Everyone has a particular brand that they see too much of these days. For me, it’s Bath & Body Works – I get at least four emails a week from them, at least one text alert a month, coupons in the mail about once every two months, and their ads may even pop up on my Facebook page. They could just be deeply concerned about the lack of Warm Vanilla Sugar-scented products wafting around my home, car and on my skin, or (more likely) they know that I need them.
That’s right – I said it: as annoyed as I am with the number of ads I get from them, I never unsubscribe. Why? Because when I notice my hand soaps running low or I’m in the shower struggling to squeeze out the last drop of my body wash, I will immediately check my email, collect my coupons and head out to their store knowing that I will save some money. That is what you call effective omnichannel marketing.
A recent study by the Winterberry Group perfectly addressed the importance, and struggles, of achieving omnichannel marketing and deploying them in a way that puts the customer at the center of engagement. Direct mail popped up in this study quite a few times – below are three key takeaways that serve as great reasons why businesses should consider increasing their direct mail efforts while the year is still young.
Reason #1: Direct Marketing is Needed to Acquire Specific Types of Customers
When compared to other marketing channels, including mobile, broadcast advertising, owned web content and online display advertising, direct mail was listed as well-suited to support the acquisition of uniquely qualified customers and “in-market” customers (those actively seeking to purchase a product or service). 54.5% of panelists, in fact, were very assertive about using direct mail to obtain uniquely qualified customers.
In the advent of email and online marketing, traditional forms of advertising were pushed to the side, and it has stayed that way for quite a while. Only now, as marketers shift to an omnichannel approach, is the importance of including traditional marketing being realized. Online web content and advertising may be great for building brand awareness, for example, but alone they are not enough to acquire even a broad range of customers.
Reason #2: Direct Mail Perfectly Complements Email Marketing
Email marketing can be one of the easiest and low-cost ways to market to customers and prospects alike. According to the study, 58% of panelists cited email as the channel that best combines with other media channels. Email alone is not enough to acquire customers, however, and it has lost its efficacy throughout the years as people have learned to better filter their inboxes or quickly unsubscribe if they receive too many. To help improve this, another channel must be used, and the most recommended one happens to be direct mail. According to the study, combining direct mail and email marketing is the best formula for acquisition – use email as a first touch, and a direct mail piece as a second touch.
This is especially applicable to the increase of augmented reality marketing being done with print, especially Near Field Communication and Video-Enhanced Print capabilities that combine print and digital in new and exciting ways. Using a direct mail piece that incorporates AI can then bring a third channel (mobile) into the group as well, and that will only help you to reach more customers.
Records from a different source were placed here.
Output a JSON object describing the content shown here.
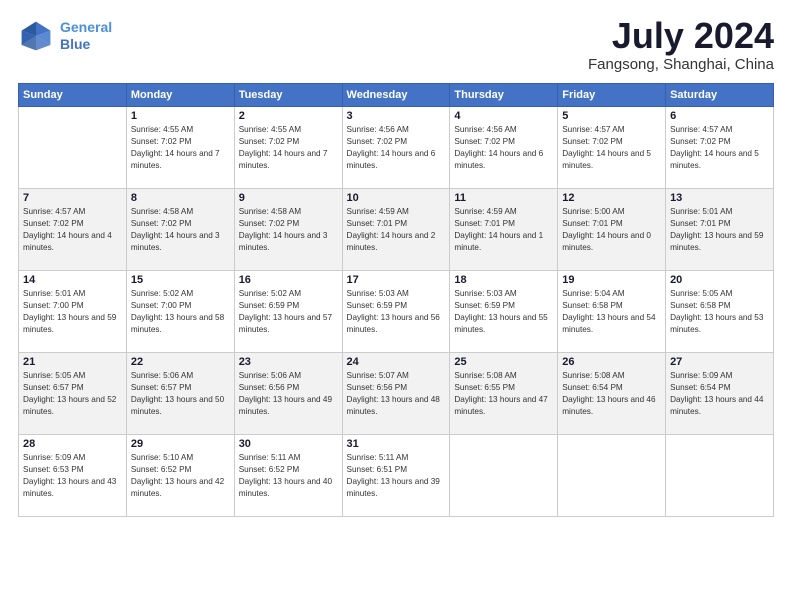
{
  "header": {
    "logo_line1": "General",
    "logo_line2": "Blue",
    "month": "July 2024",
    "location": "Fangsong, Shanghai, China"
  },
  "weekdays": [
    "Sunday",
    "Monday",
    "Tuesday",
    "Wednesday",
    "Thursday",
    "Friday",
    "Saturday"
  ],
  "weeks": [
    [
      {
        "day": "",
        "sunrise": "",
        "sunset": "",
        "daylight": ""
      },
      {
        "day": "1",
        "sunrise": "Sunrise: 4:55 AM",
        "sunset": "Sunset: 7:02 PM",
        "daylight": "Daylight: 14 hours and 7 minutes."
      },
      {
        "day": "2",
        "sunrise": "Sunrise: 4:55 AM",
        "sunset": "Sunset: 7:02 PM",
        "daylight": "Daylight: 14 hours and 7 minutes."
      },
      {
        "day": "3",
        "sunrise": "Sunrise: 4:56 AM",
        "sunset": "Sunset: 7:02 PM",
        "daylight": "Daylight: 14 hours and 6 minutes."
      },
      {
        "day": "4",
        "sunrise": "Sunrise: 4:56 AM",
        "sunset": "Sunset: 7:02 PM",
        "daylight": "Daylight: 14 hours and 6 minutes."
      },
      {
        "day": "5",
        "sunrise": "Sunrise: 4:57 AM",
        "sunset": "Sunset: 7:02 PM",
        "daylight": "Daylight: 14 hours and 5 minutes."
      },
      {
        "day": "6",
        "sunrise": "Sunrise: 4:57 AM",
        "sunset": "Sunset: 7:02 PM",
        "daylight": "Daylight: 14 hours and 5 minutes."
      }
    ],
    [
      {
        "day": "7",
        "sunrise": "Sunrise: 4:57 AM",
        "sunset": "Sunset: 7:02 PM",
        "daylight": "Daylight: 14 hours and 4 minutes."
      },
      {
        "day": "8",
        "sunrise": "Sunrise: 4:58 AM",
        "sunset": "Sunset: 7:02 PM",
        "daylight": "Daylight: 14 hours and 3 minutes."
      },
      {
        "day": "9",
        "sunrise": "Sunrise: 4:58 AM",
        "sunset": "Sunset: 7:02 PM",
        "daylight": "Daylight: 14 hours and 3 minutes."
      },
      {
        "day": "10",
        "sunrise": "Sunrise: 4:59 AM",
        "sunset": "Sunset: 7:01 PM",
        "daylight": "Daylight: 14 hours and 2 minutes."
      },
      {
        "day": "11",
        "sunrise": "Sunrise: 4:59 AM",
        "sunset": "Sunset: 7:01 PM",
        "daylight": "Daylight: 14 hours and 1 minute."
      },
      {
        "day": "12",
        "sunrise": "Sunrise: 5:00 AM",
        "sunset": "Sunset: 7:01 PM",
        "daylight": "Daylight: 14 hours and 0 minutes."
      },
      {
        "day": "13",
        "sunrise": "Sunrise: 5:01 AM",
        "sunset": "Sunset: 7:01 PM",
        "daylight": "Daylight: 13 hours and 59 minutes."
      }
    ],
    [
      {
        "day": "14",
        "sunrise": "Sunrise: 5:01 AM",
        "sunset": "Sunset: 7:00 PM",
        "daylight": "Daylight: 13 hours and 59 minutes."
      },
      {
        "day": "15",
        "sunrise": "Sunrise: 5:02 AM",
        "sunset": "Sunset: 7:00 PM",
        "daylight": "Daylight: 13 hours and 58 minutes."
      },
      {
        "day": "16",
        "sunrise": "Sunrise: 5:02 AM",
        "sunset": "Sunset: 6:59 PM",
        "daylight": "Daylight: 13 hours and 57 minutes."
      },
      {
        "day": "17",
        "sunrise": "Sunrise: 5:03 AM",
        "sunset": "Sunset: 6:59 PM",
        "daylight": "Daylight: 13 hours and 56 minutes."
      },
      {
        "day": "18",
        "sunrise": "Sunrise: 5:03 AM",
        "sunset": "Sunset: 6:59 PM",
        "daylight": "Daylight: 13 hours and 55 minutes."
      },
      {
        "day": "19",
        "sunrise": "Sunrise: 5:04 AM",
        "sunset": "Sunset: 6:58 PM",
        "daylight": "Daylight: 13 hours and 54 minutes."
      },
      {
        "day": "20",
        "sunrise": "Sunrise: 5:05 AM",
        "sunset": "Sunset: 6:58 PM",
        "daylight": "Daylight: 13 hours and 53 minutes."
      }
    ],
    [
      {
        "day": "21",
        "sunrise": "Sunrise: 5:05 AM",
        "sunset": "Sunset: 6:57 PM",
        "daylight": "Daylight: 13 hours and 52 minutes."
      },
      {
        "day": "22",
        "sunrise": "Sunrise: 5:06 AM",
        "sunset": "Sunset: 6:57 PM",
        "daylight": "Daylight: 13 hours and 50 minutes."
      },
      {
        "day": "23",
        "sunrise": "Sunrise: 5:06 AM",
        "sunset": "Sunset: 6:56 PM",
        "daylight": "Daylight: 13 hours and 49 minutes."
      },
      {
        "day": "24",
        "sunrise": "Sunrise: 5:07 AM",
        "sunset": "Sunset: 6:56 PM",
        "daylight": "Daylight: 13 hours and 48 minutes."
      },
      {
        "day": "25",
        "sunrise": "Sunrise: 5:08 AM",
        "sunset": "Sunset: 6:55 PM",
        "daylight": "Daylight: 13 hours and 47 minutes."
      },
      {
        "day": "26",
        "sunrise": "Sunrise: 5:08 AM",
        "sunset": "Sunset: 6:54 PM",
        "daylight": "Daylight: 13 hours and 46 minutes."
      },
      {
        "day": "27",
        "sunrise": "Sunrise: 5:09 AM",
        "sunset": "Sunset: 6:54 PM",
        "daylight": "Daylight: 13 hours and 44 minutes."
      }
    ],
    [
      {
        "day": "28",
        "sunrise": "Sunrise: 5:09 AM",
        "sunset": "Sunset: 6:53 PM",
        "daylight": "Daylight: 13 hours and 43 minutes."
      },
      {
        "day": "29",
        "sunrise": "Sunrise: 5:10 AM",
        "sunset": "Sunset: 6:52 PM",
        "daylight": "Daylight: 13 hours and 42 minutes."
      },
      {
        "day": "30",
        "sunrise": "Sunrise: 5:11 AM",
        "sunset": "Sunset: 6:52 PM",
        "daylight": "Daylight: 13 hours and 40 minutes."
      },
      {
        "day": "31",
        "sunrise": "Sunrise: 5:11 AM",
        "sunset": "Sunset: 6:51 PM",
        "daylight": "Daylight: 13 hours and 39 minutes."
      },
      {
        "day": "",
        "sunrise": "",
        "sunset": "",
        "daylight": ""
      },
      {
        "day": "",
        "sunrise": "",
        "sunset": "",
        "daylight": ""
      },
      {
        "day": "",
        "sunrise": "",
        "sunset": "",
        "daylight": ""
      }
    ]
  ]
}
Reason #3: Not Every Business Has SEO Experts
23% of marketing experts point to a lack of time and resources as the reason they have not implemented multichannel marketing. Almost the same amount (21%) say that they blame a lack of understanding to even develop multichannel campaigns as another reason. The pressure is on for all businesses to dedicate time and money to not only boosting SEO and online marketing, two of the trendiest marketing channels at the moment, but excelling at it as well. While this may be easier for bigger businesses to do, it’s often hard for small businesses to find the time and resources to do anything more than have a nice-looking, updated website.
Direct mail is easier for small businesses to understand, and it’s easier to maintain compared to SEO campaigns. Many small businesses try to get into search engine marketing and may even invest in some nice tools, but if they cannot hire a dedicated person to manage it, or if they quickly become frustrated due to a low ROI after a month or two, they may scrap it altogether.
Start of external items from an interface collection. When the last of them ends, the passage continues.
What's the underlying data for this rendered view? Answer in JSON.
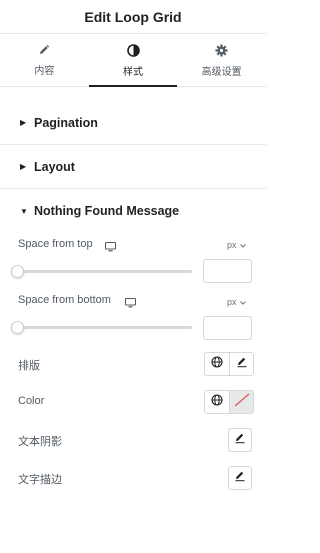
{
  "header": {
    "title": "Edit Loop Grid"
  },
  "tabs": [
    {
      "label": "内容",
      "icon": "pencil-icon"
    },
    {
      "label": "样式",
      "icon": "half-circle-icon",
      "active": true
    },
    {
      "label": "高级设置",
      "icon": "gear-icon"
    }
  ],
  "sections": {
    "pagination": {
      "title": "Pagination",
      "expanded": false
    },
    "layout": {
      "title": "Layout",
      "expanded": false
    },
    "nothing_found": {
      "title": "Nothing Found Message",
      "expanded": true
    }
  },
  "controls": {
    "space_top": {
      "label": "Space from top",
      "unit": "px",
      "value": "",
      "slider_level": 0
    },
    "space_bottom": {
      "label": "Space from bottom",
      "unit": "px",
      "value": "",
      "slider_level": 0
    },
    "typography": {
      "label": "排版"
    },
    "color": {
      "label": "Color"
    },
    "text_shadow": {
      "label": "文本阴影"
    },
    "text_stroke": {
      "label": "文字描边"
    }
  },
  "colors": {
    "accent": "#1f2124",
    "border": "#d5d8dc",
    "clear_swatch": "#e05a5a"
  }
}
With that being said, it is best to stick to a marketing channel that will be well-maintained over time. Given direct mail’s success with pairing with so many other channels, as well as its ability to acquire specific types of customers that are often similar to what SEO would capture (including “in-market” customers), it is certainly the channel of choice when it comes to easing into omnichannel marketing.
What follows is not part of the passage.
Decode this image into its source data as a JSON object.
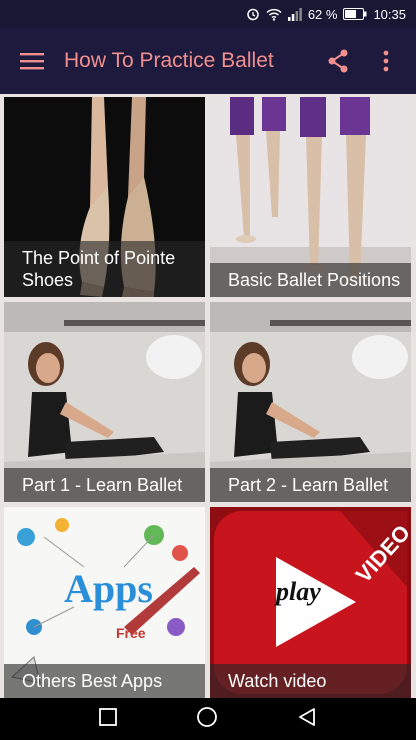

Midwest Direct can be your one-stop shop for multichannel marketing, including data cleanup, print and digital services. Contact us today to get started.